After preparing where he would sleep for the evening, the table was prepped for that which he held clutched to his chest. Unbinding the cloth from around his backpack, he gingerly pulled the wad of wrapped clothing from his chest and laid it out on the table.
Turning it around he slowly undid the folds till it was just loose enough to see the signs of life that squirmed inside. A toothless mouth opened up towards him, yawning from sheer exhaustion. The old man could do nothing but hope that it would remain quiet for the night. Yet, the circumstance on which he found his new travel companion was the most peculiar to him.
It's been less than the turn of a moon cycle since he came across his companion's homestead. Yet, the longer he carried his companion, the less compassion grew in his heart day-by-day. Though the soul that he now laid on the table was entirely reliant upon those around it, he was disgruntled with a sort of obligated responsibility towards this new person.
Rifling through his pockets on his fisherman's jacket, the old man pulled out finally found what he was looking for. A sleeping oil that would aid the both of them in their rest. They couldn't have any nightmares if they were too fast asleep to have them. Lately that's the only thing that's been seeming to plague him these days, that and a dwindling food supply. Picking up two spice bottles, one of powdered milk and the other a dehydrated bean mix, he added water to them both, shaking them vehemently.
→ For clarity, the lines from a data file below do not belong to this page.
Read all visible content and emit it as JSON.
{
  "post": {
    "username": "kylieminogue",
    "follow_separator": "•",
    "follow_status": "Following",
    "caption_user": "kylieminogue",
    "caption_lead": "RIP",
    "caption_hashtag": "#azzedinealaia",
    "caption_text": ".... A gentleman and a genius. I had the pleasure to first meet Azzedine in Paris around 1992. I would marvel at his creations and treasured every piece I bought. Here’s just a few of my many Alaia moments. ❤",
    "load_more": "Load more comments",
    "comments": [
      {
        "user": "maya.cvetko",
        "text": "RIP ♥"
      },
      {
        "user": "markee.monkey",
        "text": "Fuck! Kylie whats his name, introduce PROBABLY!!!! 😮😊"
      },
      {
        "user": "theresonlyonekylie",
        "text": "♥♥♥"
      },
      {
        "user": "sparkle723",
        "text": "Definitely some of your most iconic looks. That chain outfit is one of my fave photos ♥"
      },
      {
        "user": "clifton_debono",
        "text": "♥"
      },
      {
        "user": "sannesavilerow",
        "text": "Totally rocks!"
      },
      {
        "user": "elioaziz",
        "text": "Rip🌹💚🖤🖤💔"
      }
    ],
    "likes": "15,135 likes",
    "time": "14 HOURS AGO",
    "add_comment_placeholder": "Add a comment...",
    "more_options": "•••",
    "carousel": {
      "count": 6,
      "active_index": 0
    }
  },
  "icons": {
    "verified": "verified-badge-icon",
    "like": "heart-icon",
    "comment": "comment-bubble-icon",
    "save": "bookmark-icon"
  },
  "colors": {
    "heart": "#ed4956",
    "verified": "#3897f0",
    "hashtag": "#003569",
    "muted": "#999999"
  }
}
Once the meals were prepared he added one drop for his travel companion, and three drops for him. The longer they slept the less food they would have to eat, since the less energy they would expend. Sadly though, the old man knew that as his appetite and size would shrink further into his elderly years, his new companions' would continue to grow. The more he ate the more he grew. The more he grew the more he ate.
"Why?" He asked to himself, finishing up the final tasks before night fell upon them. "Why was I dealt this hand? Why do I have to be responsible for this. I never asked for it? So why?"
As his bitterness began to set deep into his heart, he made two small circles. Salt slightly crusted the floor around the table and the couch. Meanwhile, the doorway he brushed his thumb across with some old blood form a lambchop he got at the closed down grocery store.
One for protection against the dark ones, and one so that the light ones may pass over them.
"Please, grant us rest tonight," he pleaded, before shutting his eyes.